Just typing the phrase Boston is canceled sends a chill up my spine, especially since I have dedicated the last four months mercilessly training for what was supposed to be a redemption marathon on a beautiful crisp spring afternoon. I can run as hard and as fast as I want, but I can’t run form the truth. The truth is that things are different and on Patriots’ Day, there will be no Boston Marathon. Think about that, no 30,000 runners, no tradition, no mass of nervous runners putting everything on the line, no hundreds of thousands of spectators. The streets in Eastern Massachusetts will have an eerie silence on the third Monday in April. The race is rescheduled for the fall, but face it, it will be entirely different and foreign from the Boston we know and love.
This news comes just as the COVID-19 virus forced the cancellation of the first major local spring race, the Runnin’ of the Green. This appears to be the tip of the iceberg, as our everyday lives become altered in a surreal and strange manner. The spring races we know, look forward to, and compete in will be silenced this year by a microscopic organism that has landed a knock- out punch on our society. None of us have ever lived through a spring with no basketball, no hockey, and no baseball, but this is our new reality. Within a span of 24 hours almost all major sports in North America ceased operations, with a resumption date somewhere in the distant future or not at all.

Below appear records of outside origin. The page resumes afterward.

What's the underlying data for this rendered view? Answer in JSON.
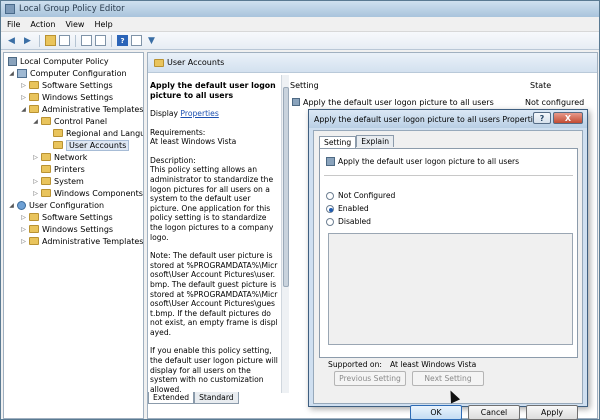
{
  "window": {
    "title": "Local Group Policy Editor"
  },
  "menu": [
    "File",
    "Action",
    "View",
    "Help"
  ],
  "tree": {
    "items": [
      {
        "label": "Local Computer Policy",
        "level": 0
      },
      {
        "label": "Computer Configuration",
        "level": 1
      },
      {
        "label": "Software Settings",
        "level": 2
      },
      {
        "label": "Windows Settings",
        "level": 2
      },
      {
        "label": "Administrative Templates",
        "level": 2
      },
      {
        "label": "Control Panel",
        "level": 3
      },
      {
        "label": "Regional and Langu",
        "level": 4
      },
      {
        "label": "User Accounts",
        "level": 4
      },
      {
        "label": "Network",
        "level": 3
      },
      {
        "label": "Printers",
        "level": 3
      },
      {
        "label": "System",
        "level": 3
      },
      {
        "label": "Windows Components",
        "level": 3
      },
      {
        "label": "User Configuration",
        "level": 1
      },
      {
        "label": "Software Settings",
        "level": 2
      },
      {
        "label": "Windows Settings",
        "level": 2
      },
      {
        "label": "Administrative Templates",
        "level": 2
      }
    ]
  },
  "right": {
    "header": "User Accounts",
    "desc_title": "Apply the default user logon picture to all users",
    "display_label": "Display",
    "properties_link": "Properties",
    "requirements_label": "Requirements:",
    "requirements_value": "At least Windows Vista",
    "description_label": "Description:",
    "description_p1": "This policy setting allows an administrator to standardize the logon pictures for all users on a system to the default user picture. One application for this policy setting is to standardize the logon pictures to a company logo.",
    "description_p2": "Note: The default user picture is stored at %PROGRAMDATA%\\Microsoft\\User Account Pictures\\user.bmp. The default guest picture is stored at %PROGRAMDATA%\\Microsoft\\User Account Pictures\\guest.bmp. If the default pictures do not exist, an empty frame is displayed.",
    "description_p3": "If you enable this policy setting, the default user logon picture will display for all users on the system with no customization allowed.",
    "tabs": [
      "Extended",
      "Standard"
    ],
    "col_setting": "Setting",
    "col_state": "State",
    "row_setting": "Apply the default user logon picture to all users",
    "row_state": "Not configured"
  },
  "dialog": {
    "title": "Apply the default user logon picture to all users Properties",
    "help": "?",
    "close": "X",
    "tabs": [
      "Setting",
      "Explain"
    ],
    "policy_name": "Apply the default user logon picture to all users",
    "options": [
      "Not Configured",
      "Enabled",
      "Disabled"
    ],
    "selected": "Enabled",
    "supported_label": "Supported on:",
    "supported_value": "At least Windows Vista",
    "prev_button": "Previous Setting",
    "next_button": "Next Setting",
    "ok": "OK",
    "cancel": "Cancel",
    "apply": "Apply"
  }
}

We live in a very novel and chaotic time. I say that despite having that feeling almost every day the past four years, but this is different. No one really knows what course the pandemic will take, or what effect it will have on our spring season, summer season, and this really hurts, fall season. I wish I could be the one to tell you it will all be ok, but that simply may not be the case. Between the time when I submit this article for publication and the date you read my words, many things will change. One truth about these types of situations is that things change rapidly and unpredictably.
Maybe we will have some spring magic, and this will turn out to be much less severe than anticipated. Or you could be reading this article while facing a mass government ordered quarantine, using magazines for toilet tissue because supplies ran out. For all those times I laughed at those doomsday preppers with their underground bunkers, various survival supplies, and years’ worth of rations, it looks like they might have the last laugh this time. Why, right now, I would run 100 miles on bare feet on a hot desert road for a freshly made sandwich.
What can we do as runners during these turbulent times? Well I say if you can keep going, keep running, even if it means abstaining from group runs and tackling those miles alone. Staying out there and getting that exercise is one of the best things we can do to keep ourselves healthy, especially in times of strife. If we are forced into a house quarantine, then we can do pushups, sit-ups, and exercise videos, anything to keep the blood flowing and a shred of our sanity in tack.
As with all times of crisis, at some point this Coronavirus will be a distant memory. I distinctly remember the time after 9/11, perhaps the greatest time of crisis in my life. For a few days at that time it felt like normalcy would never return, but inevitably it did. We as human beings are quite adaptable, and we always seem to find a way through whatever obstacles come our way. That said, my fellow running enthusiasts, we may not have races, we may not have group runs, we may not even have access to the outside world, but let’s keep our hopes up. Spring is in the air, the virus cannot go on forever, and before we know it, we will be lacing up our running shoes again.